*Exercise instructions*: Once the data has been read, return all of it precisely as written.

*** Data for this task ***

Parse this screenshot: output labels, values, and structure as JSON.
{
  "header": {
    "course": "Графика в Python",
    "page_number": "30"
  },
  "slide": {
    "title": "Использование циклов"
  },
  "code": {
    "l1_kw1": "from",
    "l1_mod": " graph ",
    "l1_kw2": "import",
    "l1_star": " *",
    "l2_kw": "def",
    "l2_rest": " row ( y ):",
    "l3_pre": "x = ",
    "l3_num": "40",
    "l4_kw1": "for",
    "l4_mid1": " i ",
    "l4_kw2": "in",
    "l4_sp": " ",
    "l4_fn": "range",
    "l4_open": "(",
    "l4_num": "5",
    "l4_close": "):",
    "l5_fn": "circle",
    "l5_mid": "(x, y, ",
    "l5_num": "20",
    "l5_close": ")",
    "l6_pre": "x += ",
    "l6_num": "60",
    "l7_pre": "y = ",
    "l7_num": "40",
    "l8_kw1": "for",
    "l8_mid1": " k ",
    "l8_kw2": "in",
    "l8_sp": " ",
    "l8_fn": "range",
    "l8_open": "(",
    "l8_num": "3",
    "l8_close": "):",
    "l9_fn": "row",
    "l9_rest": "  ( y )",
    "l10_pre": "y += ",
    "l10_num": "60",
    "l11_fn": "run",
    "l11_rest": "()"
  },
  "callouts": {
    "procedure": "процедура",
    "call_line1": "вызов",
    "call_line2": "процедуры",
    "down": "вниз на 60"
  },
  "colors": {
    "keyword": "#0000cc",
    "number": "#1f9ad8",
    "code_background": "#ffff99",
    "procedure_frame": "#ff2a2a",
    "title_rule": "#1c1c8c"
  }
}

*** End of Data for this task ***

*Worked solution*:
Parse this screenshot: output labels, values, and structure as JSON.
{
  "header": {
    "course": "Графика в Python",
    "page_number": "30"
  },
  "slide": {
    "title": "Использование циклов"
  },
  "code": {
    "l1_kw1": "from",
    "l1_mod": " graph ",
    "l1_kw2": "import",
    "l1_star": " *",
    "l2_kw": "def",
    "l2_rest": " row ( y ):",
    "l3_pre": "x = ",
    "l3_num": "40",
    "l4_kw1": "for",
    "l4_mid1": " i ",
    "l4_kw2": "in",
    "l4_sp": " ",
    "l4_fn": "range",
    "l4_open": "(",
    "l4_num": "5",
    "l4_close": "):",
    "l5_fn": "circle",
    "l5_mid": "(x, y, ",
    "l5_num": "20",
    "l5_close": ")",
    "l6_pre": "x += ",
    "l6_num": "60",
    "l7_pre": "y = ",
    "l7_num": "40",
    "l8_kw1": "for",
    "l8_mid1": " k ",
    "l8_kw2": "in",
    "l8_sp": " ",
    "l8_fn": "range",
    "l8_open": "(",
    "l8_num": "3",
    "l8_close": "):",
    "l9_fn": "row",
    "l9_rest": "  ( y )",
    "l10_pre": "y += ",
    "l10_num": "60",
    "l11_fn": "run",
    "l11_rest": "()"
  },
  "callouts": {
    "procedure": "процедура",
    "call_line1": "вызов",
    "call_line2": "процедуры",
    "down": "вниз на 60"
  },
  "colors": {
    "keyword": "#0000cc",
    "number": "#1f9ad8",
    "code_background": "#ffff99",
    "procedure_frame": "#ff2a2a",
    "title_rule": "#1c1c8c"
  }
}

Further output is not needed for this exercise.